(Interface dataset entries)
▼

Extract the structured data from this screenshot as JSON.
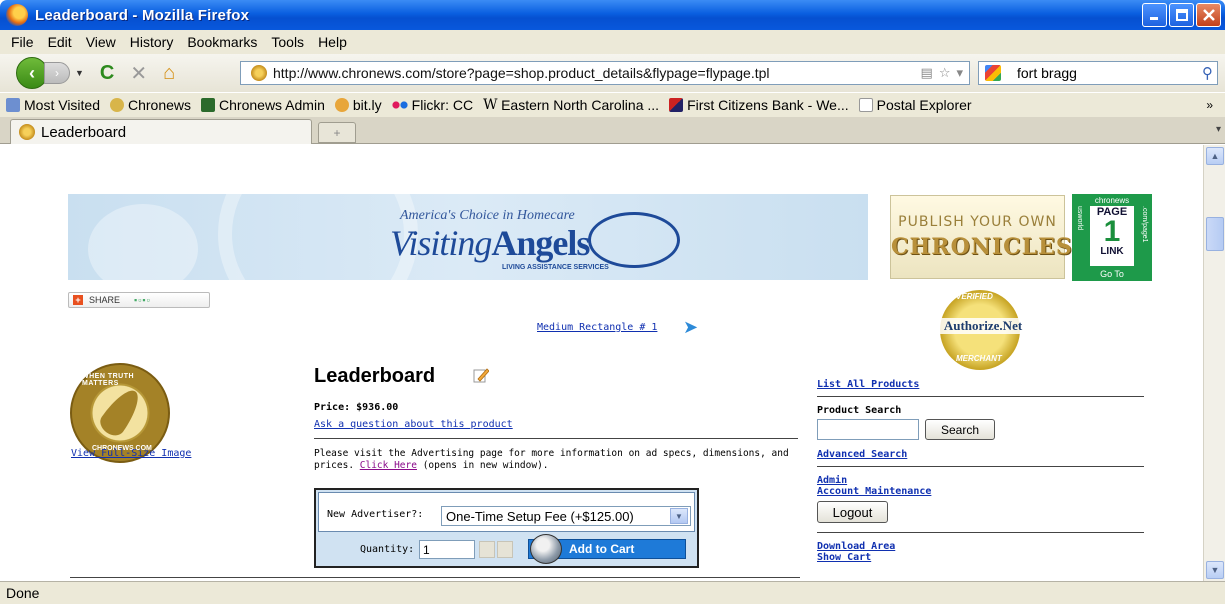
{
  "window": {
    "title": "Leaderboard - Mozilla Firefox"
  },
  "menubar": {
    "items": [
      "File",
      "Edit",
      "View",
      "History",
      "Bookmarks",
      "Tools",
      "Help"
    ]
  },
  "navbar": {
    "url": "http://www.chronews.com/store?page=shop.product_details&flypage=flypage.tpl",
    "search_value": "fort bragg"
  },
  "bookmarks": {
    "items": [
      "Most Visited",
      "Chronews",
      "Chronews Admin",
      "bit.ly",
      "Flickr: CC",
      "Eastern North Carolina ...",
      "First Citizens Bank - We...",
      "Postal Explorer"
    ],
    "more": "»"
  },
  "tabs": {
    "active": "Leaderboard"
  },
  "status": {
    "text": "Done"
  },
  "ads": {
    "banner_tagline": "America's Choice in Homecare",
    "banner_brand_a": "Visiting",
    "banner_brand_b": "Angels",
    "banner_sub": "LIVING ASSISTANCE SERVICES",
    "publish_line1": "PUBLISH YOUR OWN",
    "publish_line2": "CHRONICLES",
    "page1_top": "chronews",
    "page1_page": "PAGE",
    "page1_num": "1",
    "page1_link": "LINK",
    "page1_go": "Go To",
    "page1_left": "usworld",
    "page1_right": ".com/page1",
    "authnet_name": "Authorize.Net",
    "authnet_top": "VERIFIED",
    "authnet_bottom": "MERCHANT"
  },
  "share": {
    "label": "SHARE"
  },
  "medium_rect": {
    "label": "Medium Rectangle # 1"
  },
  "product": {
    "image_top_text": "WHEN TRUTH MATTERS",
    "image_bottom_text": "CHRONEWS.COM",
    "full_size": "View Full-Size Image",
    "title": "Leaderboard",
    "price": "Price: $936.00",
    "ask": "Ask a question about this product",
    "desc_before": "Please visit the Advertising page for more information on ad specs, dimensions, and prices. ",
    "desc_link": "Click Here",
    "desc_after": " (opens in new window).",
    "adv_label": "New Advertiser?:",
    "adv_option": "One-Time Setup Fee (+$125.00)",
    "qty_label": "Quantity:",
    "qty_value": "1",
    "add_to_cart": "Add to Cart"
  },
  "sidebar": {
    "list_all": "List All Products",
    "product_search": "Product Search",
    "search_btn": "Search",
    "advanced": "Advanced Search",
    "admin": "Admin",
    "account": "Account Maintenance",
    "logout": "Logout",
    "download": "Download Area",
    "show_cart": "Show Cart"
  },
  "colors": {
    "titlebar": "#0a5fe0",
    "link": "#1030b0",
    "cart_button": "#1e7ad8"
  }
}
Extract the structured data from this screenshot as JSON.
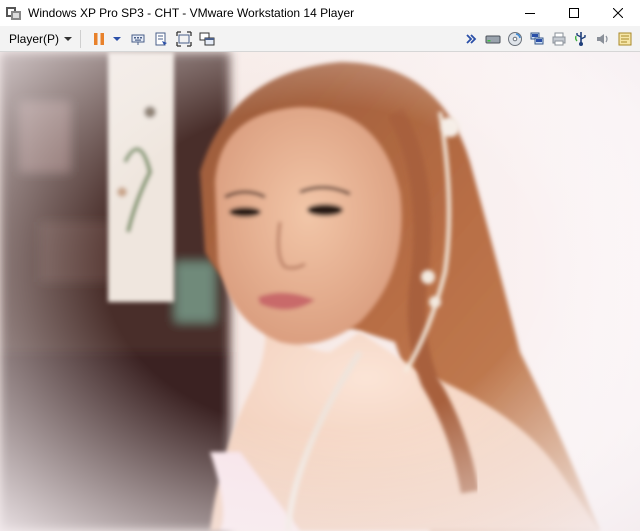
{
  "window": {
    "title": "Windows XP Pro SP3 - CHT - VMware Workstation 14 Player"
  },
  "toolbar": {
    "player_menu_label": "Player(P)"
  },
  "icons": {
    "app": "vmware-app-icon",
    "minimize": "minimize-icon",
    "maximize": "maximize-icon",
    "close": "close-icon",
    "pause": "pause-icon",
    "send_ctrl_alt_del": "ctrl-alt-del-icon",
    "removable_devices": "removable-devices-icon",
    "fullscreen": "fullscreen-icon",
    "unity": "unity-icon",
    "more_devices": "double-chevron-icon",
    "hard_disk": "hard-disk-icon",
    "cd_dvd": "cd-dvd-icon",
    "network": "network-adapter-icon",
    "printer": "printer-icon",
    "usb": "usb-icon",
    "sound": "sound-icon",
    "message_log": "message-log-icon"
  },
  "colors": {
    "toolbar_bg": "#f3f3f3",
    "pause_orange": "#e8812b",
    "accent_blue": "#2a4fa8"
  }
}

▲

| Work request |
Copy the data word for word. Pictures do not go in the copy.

| Your solution |
Extract the structured data from this screenshot as JSON.
{
  "window": {
    "title": "Leaderboard - Mozilla Firefox"
  },
  "menubar": {
    "items": [
      "File",
      "Edit",
      "View",
      "History",
      "Bookmarks",
      "Tools",
      "Help"
    ]
  },
  "navbar": {
    "url": "http://www.chronews.com/store?page=shop.product_details&flypage=flypage.tpl",
    "search_value": "fort bragg"
  },
  "bookmarks": {
    "items": [
      "Most Visited",
      "Chronews",
      "Chronews Admin",
      "bit.ly",
      "Flickr: CC",
      "Eastern North Carolina ...",
      "First Citizens Bank - We...",
      "Postal Explorer"
    ],
    "more": "»"
  },
  "tabs": {
    "active": "Leaderboard"
  },
  "status": {
    "text": "Done"
  },
  "ads": {
    "banner_tagline": "America's Choice in Homecare",
    "banner_brand_a": "Visiting",
    "banner_brand_b": "Angels",
    "banner_sub": "LIVING ASSISTANCE SERVICES",
    "publish_line1": "PUBLISH YOUR OWN",
    "publish_line2": "CHRONICLES",
    "page1_top": "chronews",
    "page1_page": "PAGE",
    "page1_num": "1",
    "page1_link": "LINK",
    "page1_go": "Go To",
    "page1_left": "usworld",
    "page1_right": ".com/page1",
    "authnet_name": "Authorize.Net",
    "authnet_top": "VERIFIED",
    "authnet_bottom": "MERCHANT"
  },
  "share": {
    "label": "SHARE"
  },
  "medium_rect": {
    "label": "Medium Rectangle # 1"
  },
  "product": {
    "image_top_text": "WHEN TRUTH MATTERS",
    "image_bottom_text": "CHRONEWS.COM",
    "full_size": "View Full-Size Image",
    "title": "Leaderboard",
    "price": "Price: $936.00",
    "ask": "Ask a question about this product",
    "desc_before": "Please visit the Advertising page for more information on ad specs, dimensions, and prices. ",
    "desc_link": "Click Here",
    "desc_after": " (opens in new window).",
    "adv_label": "New Advertiser?:",
    "adv_option": "One-Time Setup Fee (+$125.00)",
    "qty_label": "Quantity:",
    "qty_value": "1",
    "add_to_cart": "Add to Cart"
  },
  "sidebar": {
    "list_all": "List All Products",
    "product_search": "Product Search",
    "search_btn": "Search",
    "advanced": "Advanced Search",
    "admin": "Admin",
    "account": "Account Maintenance",
    "logout": "Logout",
    "download": "Download Area",
    "show_cart": "Show Cart"
  },
  "colors": {
    "titlebar": "#0a5fe0",
    "link": "#1030b0",
    "cart_button": "#1e7ad8"
  }
}
Extract the structured data from this screenshot as JSON.
{
  "window": {
    "title": "Windows XP Pro SP3 - CHT - VMware Workstation 14 Player"
  },
  "toolbar": {
    "player_menu_label": "Player(P)"
  },
  "icons": {
    "app": "vmware-app-icon",
    "minimize": "minimize-icon",
    "maximize": "maximize-icon",
    "close": "close-icon",
    "pause": "pause-icon",
    "send_ctrl_alt_del": "ctrl-alt-del-icon",
    "removable_devices": "removable-devices-icon",
    "fullscreen": "fullscreen-icon",
    "unity": "unity-icon",
    "more_devices": "double-chevron-icon",
    "hard_disk": "hard-disk-icon",
    "cd_dvd": "cd-dvd-icon",
    "network": "network-adapter-icon",
    "printer": "printer-icon",
    "usb": "usb-icon",
    "sound": "sound-icon",
    "message_log": "message-log-icon"
  },
  "colors": {
    "toolbar_bg": "#f3f3f3",
    "pause_orange": "#e8812b",
    "accent_blue": "#2a4fa8"
  }
}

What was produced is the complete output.